“It’s just so powerful when you have sales and marketing coming alongside together and working together. It’s just great.”

Sean O’Shaughnessey:

“Marketing and sales are partners. One is not the customer of the other; they’re partners in this journey of customer acquisition.”

Kevin Lawson:

“Can you dig in, get a handhold on how storytelling has a major role in how we go to market, whether you have an internal or external [marketing department]?”

Additional Resources

  • The Story Brand by Donald Miller: Recommended reading for understanding the impact of storytelling in marketing and sales. – https://a.co/d/j7bFMOx
  • Simon Sinek’s “Find Your Why”: A guide to discovering the purpose that drives you and your business. – https://a.co/d/8vJWo7O

Summary

This episode of “Two Tall Guys Talking Sales” is a must-listen for anyone involved in the intricate dance between sales and marketing.
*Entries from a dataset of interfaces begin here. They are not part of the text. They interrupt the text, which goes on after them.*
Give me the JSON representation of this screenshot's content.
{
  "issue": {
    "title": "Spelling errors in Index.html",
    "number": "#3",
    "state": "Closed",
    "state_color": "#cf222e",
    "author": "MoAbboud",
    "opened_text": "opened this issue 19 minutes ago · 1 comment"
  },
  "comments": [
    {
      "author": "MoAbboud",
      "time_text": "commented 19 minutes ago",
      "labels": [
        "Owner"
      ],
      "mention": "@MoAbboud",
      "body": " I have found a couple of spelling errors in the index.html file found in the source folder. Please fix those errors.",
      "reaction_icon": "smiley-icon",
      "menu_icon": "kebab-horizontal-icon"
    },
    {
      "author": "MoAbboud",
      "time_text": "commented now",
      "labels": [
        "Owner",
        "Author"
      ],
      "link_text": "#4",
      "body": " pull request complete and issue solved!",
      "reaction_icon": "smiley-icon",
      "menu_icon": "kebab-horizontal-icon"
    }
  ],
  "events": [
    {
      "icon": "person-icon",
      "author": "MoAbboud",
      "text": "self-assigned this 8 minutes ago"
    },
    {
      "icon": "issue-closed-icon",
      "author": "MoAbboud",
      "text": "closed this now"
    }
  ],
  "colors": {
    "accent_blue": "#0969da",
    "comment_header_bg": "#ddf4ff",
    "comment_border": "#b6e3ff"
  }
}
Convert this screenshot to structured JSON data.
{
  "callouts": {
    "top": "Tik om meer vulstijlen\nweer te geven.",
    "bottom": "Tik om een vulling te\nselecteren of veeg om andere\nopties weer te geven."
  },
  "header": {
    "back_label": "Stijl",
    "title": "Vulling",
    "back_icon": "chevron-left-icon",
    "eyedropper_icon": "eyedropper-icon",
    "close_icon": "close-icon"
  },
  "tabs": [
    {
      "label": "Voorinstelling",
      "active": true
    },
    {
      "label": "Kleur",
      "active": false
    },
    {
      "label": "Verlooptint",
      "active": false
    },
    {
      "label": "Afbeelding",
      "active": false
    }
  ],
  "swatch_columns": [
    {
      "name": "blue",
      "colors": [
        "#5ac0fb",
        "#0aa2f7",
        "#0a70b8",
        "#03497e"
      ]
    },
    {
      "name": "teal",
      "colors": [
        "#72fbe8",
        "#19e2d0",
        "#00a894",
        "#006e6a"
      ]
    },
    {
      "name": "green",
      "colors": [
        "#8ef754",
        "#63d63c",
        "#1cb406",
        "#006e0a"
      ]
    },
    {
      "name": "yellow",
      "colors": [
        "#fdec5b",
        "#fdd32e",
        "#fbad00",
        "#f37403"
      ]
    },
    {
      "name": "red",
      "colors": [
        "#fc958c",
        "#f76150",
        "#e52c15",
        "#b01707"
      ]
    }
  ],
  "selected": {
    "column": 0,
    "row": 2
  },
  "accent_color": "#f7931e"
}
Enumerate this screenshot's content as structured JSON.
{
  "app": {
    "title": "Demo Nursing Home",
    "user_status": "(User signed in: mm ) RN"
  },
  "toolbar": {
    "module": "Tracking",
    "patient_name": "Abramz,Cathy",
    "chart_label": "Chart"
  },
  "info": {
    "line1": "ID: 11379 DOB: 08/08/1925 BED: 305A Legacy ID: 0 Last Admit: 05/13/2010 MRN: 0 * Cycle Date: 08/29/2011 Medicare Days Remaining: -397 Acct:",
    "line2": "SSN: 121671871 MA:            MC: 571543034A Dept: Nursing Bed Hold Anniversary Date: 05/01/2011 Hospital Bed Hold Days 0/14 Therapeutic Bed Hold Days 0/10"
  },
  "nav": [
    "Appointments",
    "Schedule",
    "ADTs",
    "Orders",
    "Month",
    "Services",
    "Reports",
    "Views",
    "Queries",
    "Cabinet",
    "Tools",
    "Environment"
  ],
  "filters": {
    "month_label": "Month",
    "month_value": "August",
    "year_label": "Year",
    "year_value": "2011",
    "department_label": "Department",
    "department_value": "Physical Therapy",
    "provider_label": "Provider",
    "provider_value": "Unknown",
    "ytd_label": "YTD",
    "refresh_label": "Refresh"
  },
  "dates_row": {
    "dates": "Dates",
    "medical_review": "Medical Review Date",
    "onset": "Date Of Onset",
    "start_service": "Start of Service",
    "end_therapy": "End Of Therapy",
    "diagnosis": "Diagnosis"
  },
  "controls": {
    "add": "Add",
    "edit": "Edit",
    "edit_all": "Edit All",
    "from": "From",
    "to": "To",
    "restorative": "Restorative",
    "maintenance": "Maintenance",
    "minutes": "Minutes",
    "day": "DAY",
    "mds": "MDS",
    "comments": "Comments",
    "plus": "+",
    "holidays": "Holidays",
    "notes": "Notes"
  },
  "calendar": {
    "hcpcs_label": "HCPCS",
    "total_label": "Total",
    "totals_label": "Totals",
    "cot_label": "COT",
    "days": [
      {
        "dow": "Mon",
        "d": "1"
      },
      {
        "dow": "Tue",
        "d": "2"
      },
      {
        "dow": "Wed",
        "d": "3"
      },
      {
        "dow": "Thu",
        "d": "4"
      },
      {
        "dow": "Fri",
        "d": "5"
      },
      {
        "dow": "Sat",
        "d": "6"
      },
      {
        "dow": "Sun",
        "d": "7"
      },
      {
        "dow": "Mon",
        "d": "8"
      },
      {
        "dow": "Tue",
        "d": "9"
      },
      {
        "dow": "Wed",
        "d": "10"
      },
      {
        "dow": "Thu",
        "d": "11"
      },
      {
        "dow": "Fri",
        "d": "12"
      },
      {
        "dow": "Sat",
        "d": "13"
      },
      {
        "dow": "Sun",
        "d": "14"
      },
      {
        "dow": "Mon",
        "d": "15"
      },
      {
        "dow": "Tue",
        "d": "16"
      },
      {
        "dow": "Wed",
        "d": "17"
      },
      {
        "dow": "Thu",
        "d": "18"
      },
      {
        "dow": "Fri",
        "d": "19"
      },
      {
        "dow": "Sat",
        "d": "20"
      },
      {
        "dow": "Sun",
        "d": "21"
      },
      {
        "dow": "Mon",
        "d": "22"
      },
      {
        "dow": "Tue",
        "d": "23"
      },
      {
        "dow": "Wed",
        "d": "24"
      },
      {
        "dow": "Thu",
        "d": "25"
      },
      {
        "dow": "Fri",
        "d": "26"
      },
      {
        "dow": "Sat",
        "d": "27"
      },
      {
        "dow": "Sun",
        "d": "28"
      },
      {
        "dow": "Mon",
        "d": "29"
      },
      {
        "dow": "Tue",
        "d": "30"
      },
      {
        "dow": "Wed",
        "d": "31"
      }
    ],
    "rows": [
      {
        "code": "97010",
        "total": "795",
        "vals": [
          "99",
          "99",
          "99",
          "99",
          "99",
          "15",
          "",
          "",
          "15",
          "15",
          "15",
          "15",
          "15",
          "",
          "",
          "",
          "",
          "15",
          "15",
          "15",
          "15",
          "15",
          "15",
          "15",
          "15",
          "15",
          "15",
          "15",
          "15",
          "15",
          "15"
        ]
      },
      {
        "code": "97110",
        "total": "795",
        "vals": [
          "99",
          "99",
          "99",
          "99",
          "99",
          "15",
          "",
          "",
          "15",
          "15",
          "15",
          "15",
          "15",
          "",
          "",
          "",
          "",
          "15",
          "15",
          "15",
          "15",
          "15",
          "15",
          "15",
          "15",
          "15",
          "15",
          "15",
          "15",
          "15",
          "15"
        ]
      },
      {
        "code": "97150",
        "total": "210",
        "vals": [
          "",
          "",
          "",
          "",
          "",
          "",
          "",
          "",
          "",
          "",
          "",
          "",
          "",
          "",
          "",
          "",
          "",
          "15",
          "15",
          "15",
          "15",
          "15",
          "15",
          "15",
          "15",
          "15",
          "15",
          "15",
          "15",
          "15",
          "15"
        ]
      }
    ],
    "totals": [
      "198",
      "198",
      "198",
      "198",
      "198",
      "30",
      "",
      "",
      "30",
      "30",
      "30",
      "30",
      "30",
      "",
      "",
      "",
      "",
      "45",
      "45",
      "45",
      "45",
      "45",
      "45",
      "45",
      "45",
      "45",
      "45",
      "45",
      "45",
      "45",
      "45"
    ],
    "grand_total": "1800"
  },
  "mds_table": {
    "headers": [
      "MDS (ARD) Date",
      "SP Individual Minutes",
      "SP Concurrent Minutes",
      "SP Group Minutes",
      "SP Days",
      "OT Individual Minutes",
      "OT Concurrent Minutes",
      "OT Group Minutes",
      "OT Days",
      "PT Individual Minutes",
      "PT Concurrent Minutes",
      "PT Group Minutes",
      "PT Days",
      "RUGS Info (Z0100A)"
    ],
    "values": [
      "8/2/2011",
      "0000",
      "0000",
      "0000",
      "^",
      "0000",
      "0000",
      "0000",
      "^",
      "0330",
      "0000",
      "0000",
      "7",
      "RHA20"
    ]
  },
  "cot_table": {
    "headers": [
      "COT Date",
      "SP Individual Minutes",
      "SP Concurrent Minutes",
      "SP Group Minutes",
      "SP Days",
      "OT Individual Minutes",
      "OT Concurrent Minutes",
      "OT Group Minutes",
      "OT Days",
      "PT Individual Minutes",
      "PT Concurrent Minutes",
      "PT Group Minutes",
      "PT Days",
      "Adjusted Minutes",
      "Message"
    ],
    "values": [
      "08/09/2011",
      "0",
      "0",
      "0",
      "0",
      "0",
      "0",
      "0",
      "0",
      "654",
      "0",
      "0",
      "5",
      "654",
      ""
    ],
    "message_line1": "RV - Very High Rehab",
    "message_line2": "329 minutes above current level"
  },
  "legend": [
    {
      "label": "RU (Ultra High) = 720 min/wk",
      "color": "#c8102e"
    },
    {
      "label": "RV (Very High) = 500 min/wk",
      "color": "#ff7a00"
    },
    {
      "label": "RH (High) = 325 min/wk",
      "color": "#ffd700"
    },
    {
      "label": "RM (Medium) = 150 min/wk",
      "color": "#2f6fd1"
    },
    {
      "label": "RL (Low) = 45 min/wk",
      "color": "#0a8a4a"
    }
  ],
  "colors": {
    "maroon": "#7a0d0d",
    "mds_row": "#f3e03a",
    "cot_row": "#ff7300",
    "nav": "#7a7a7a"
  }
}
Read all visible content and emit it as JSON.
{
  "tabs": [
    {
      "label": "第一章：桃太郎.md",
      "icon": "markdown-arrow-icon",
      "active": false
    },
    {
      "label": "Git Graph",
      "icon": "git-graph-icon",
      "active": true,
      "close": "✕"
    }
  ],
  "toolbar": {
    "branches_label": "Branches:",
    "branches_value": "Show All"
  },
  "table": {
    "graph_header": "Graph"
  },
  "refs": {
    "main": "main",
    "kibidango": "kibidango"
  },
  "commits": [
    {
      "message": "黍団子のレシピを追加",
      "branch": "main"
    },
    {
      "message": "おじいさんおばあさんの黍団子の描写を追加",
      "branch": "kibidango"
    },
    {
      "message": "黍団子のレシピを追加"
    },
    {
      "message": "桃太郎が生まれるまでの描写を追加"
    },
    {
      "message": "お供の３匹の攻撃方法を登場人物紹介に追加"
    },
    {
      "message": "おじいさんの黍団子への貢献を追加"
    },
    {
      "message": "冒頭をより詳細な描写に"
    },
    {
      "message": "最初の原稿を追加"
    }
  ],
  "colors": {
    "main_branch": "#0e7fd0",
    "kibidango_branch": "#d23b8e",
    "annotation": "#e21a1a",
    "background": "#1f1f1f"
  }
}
Chris Spanier sheds light on the significance of unity and collaboration for achieving common business goals. Through a blend of personal anecdotes and actionable advice, Chris, Kevin, and Sean explore how storytelling, shared objectives, and regular feedback can transform the relationship between sales and marketing into a dynamic partnership. Whether you’re a sales manager, marketing director, or CEO, this conversation offers valuable insights on aligning your teams for success.

Tune in to discover how you can leverage the combined strengths of your sales and marketing teams to drive growth and create meaningful customer relationships. Download this episode now and start building a more cohesive, effective approach to your business strategy.